135–137. In such a palace Aristæus found, etc. The story is found in Virgil's “Georgics,” Bk. IV. Aristæus was the son of Apollo and Cyrené, a sea-nymph. Having been robbed of his bees, of which he was very fond, by some nymphs, he complained to his mother, whom he found in her home beneath the waves.
178. At hewing mountains into men. Probably an allusion to an offer made by Dinocrates, a Macedonian sculptor, to hew Mount Athos into a statue of Alexander the Great.
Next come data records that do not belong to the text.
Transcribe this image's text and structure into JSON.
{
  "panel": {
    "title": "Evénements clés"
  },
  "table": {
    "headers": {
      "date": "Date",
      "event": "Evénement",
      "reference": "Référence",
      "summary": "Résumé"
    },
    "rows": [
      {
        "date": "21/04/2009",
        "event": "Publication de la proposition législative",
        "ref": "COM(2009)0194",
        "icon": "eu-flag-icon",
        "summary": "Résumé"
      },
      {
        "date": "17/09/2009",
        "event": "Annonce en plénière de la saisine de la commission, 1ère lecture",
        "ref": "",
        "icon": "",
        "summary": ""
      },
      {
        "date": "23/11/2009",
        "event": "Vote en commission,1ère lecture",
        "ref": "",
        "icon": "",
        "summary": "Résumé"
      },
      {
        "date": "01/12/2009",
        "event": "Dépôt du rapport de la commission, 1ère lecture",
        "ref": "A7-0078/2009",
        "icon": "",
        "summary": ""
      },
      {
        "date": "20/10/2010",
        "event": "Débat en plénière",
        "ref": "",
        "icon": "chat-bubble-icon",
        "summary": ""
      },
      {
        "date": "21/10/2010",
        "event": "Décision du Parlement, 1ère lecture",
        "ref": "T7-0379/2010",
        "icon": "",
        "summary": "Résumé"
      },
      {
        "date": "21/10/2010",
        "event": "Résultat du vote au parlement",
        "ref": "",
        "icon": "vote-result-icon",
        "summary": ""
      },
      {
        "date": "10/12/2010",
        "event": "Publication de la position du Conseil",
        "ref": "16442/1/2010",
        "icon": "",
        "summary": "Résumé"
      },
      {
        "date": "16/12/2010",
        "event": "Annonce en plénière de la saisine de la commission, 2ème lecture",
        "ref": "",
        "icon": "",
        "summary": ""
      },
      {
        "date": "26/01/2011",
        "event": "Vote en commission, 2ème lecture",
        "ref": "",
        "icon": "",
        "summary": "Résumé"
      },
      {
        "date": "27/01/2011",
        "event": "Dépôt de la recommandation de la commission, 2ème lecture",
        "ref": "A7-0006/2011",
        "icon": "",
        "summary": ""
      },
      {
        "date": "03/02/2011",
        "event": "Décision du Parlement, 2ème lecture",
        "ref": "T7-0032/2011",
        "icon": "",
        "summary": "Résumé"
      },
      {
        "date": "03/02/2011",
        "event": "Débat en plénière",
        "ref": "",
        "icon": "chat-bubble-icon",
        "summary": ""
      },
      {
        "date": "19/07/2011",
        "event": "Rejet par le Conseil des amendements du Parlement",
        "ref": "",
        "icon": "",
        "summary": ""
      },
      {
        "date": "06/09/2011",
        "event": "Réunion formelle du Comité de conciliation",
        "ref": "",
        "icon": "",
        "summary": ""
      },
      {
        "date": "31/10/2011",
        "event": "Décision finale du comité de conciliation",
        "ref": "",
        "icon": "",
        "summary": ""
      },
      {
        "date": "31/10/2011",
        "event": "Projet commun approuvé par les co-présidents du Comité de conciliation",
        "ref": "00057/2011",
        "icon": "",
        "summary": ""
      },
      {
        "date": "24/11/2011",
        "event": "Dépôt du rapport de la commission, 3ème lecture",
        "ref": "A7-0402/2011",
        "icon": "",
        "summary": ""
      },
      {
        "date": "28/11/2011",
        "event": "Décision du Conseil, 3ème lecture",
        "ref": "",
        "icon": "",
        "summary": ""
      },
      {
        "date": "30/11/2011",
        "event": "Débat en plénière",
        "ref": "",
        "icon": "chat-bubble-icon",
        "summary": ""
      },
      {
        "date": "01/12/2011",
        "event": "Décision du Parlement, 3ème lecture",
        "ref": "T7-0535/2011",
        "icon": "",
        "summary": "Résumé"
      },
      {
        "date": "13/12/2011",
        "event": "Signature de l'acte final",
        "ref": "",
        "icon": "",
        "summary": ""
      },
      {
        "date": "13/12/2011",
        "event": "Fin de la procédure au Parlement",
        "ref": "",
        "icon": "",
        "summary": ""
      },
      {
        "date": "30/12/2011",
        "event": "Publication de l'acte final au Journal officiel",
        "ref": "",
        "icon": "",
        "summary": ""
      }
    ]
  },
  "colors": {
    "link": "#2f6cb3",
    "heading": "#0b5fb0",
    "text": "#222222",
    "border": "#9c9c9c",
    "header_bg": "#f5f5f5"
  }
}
179. At building human wonders mountain-high. The Pyramids of Egypt.
193. When Babel was confounded. See Genesis xi. 1-9.
213. The first artificer of death. “And Zillah, she also bare Tubal-cain, an instructor of every artificer in brass and iron." — Genesis iv. 22.
217. Vulcan. The god of fire and the smithy. It was he that provided Jupiter with thunderbolts.
266. Fume him so. Burn incense to him.
282. Storks among frogs. See Æsop's Fable, “The Frogs desiring a King.” 322. Jotham ascribed to his assembled trees.
See Judges ix. 7-15.
378. The surest presage of the good they seek. “The author hopes that he shall not be censured for unnecessary warmth upon so interesting a subject. He is aware, that it is become almost fashionable, to stigmatize such senti
ments as no better than empty declamation; but it is an Till symptom, and peculiar to modern times.” (Author's note.)
383. The Bastile. The famous Parisian prison which was destroyed on July 14, 1789, by the French revolutionists.
401. By him of Babylon. Nebuchadnezzar. See Daniel iv. 10–18.
418. To read engraven on the mouldy walls. The walls of the Tower of London are half covered with inscriptions - placed there by prisoners.
444. Manichean god. Manes, the founder of the Manicheans, taught that there were two gods of equal power, the one good, the other evil; and that the world was created by the latter.
486. For which our Hampdens and our Sidneys bled. John Hampden (1594–1643), a celebrated English statesman, who refused in 1636 to pay the ship-money levied by King Charles the First, and joined the Parliamentary forces in their uprising a short time afterward. He was mortally wounded at the battle of Chalgrove Field near Oxford. Algernon Sidney (1621–1683) was also a member of the Parliamentary forces. On the restoration of Charles the Second to the throne, he was charged with complicity in the Rye House Plot, and executed.
694. Orpheus. The son of Apollo and the Muse Calliope; famed for his skill upon the lute.
707. The historic Muse. Clio, the Muse of history.
732. But gives the glorious sufferers little praise. Cowper, in a note, informs us that he had Hume in mind.
737. As Samson his green withes. See Judges xvi. 7–10.
818-822. Inquires what strains were they, etc. See Job Xxxviii. 7.
INDEX ON NOTES
Above, below, the rose of snow, | At building human wonders,
Attic warbler, 201.
A voice, 220.
Awake, Æolian lyre, 209.
Birds of boding cry,
But ah! 'tis heard no more, 214.
By him of Babylon, 261.
Cadwallo's tongue, 216.
Cambria's curse, 216.
Ceres' golden reign, 210. Fitzroy's festal morning, 233.
For which our Hampdens, etc.,
Full many a gem, etc., 198.
Fume him so, 260.
Gog and Magog in Guildhall, 254.
Good lack, 234.
Gorgon terrors, 206.
Granta's fruitful plain, 233.
Great Edward with the lilies,
Great Taliessin, 220.
Half of thy heart we consecrate,
Hard by yon wood, etc., 201.
Hauberk's twisted mail, 215.
Have our troops awaked, 258.
Heard ye the din of battle bray,
Hela's drear abode, 223.
Helicon's harmonious springs,
Hence merchants, unimpeach-
able of sin, etc., 259.
Henry's holy shade, 204.
He travels, and I travel too, 258.
High commission, 228.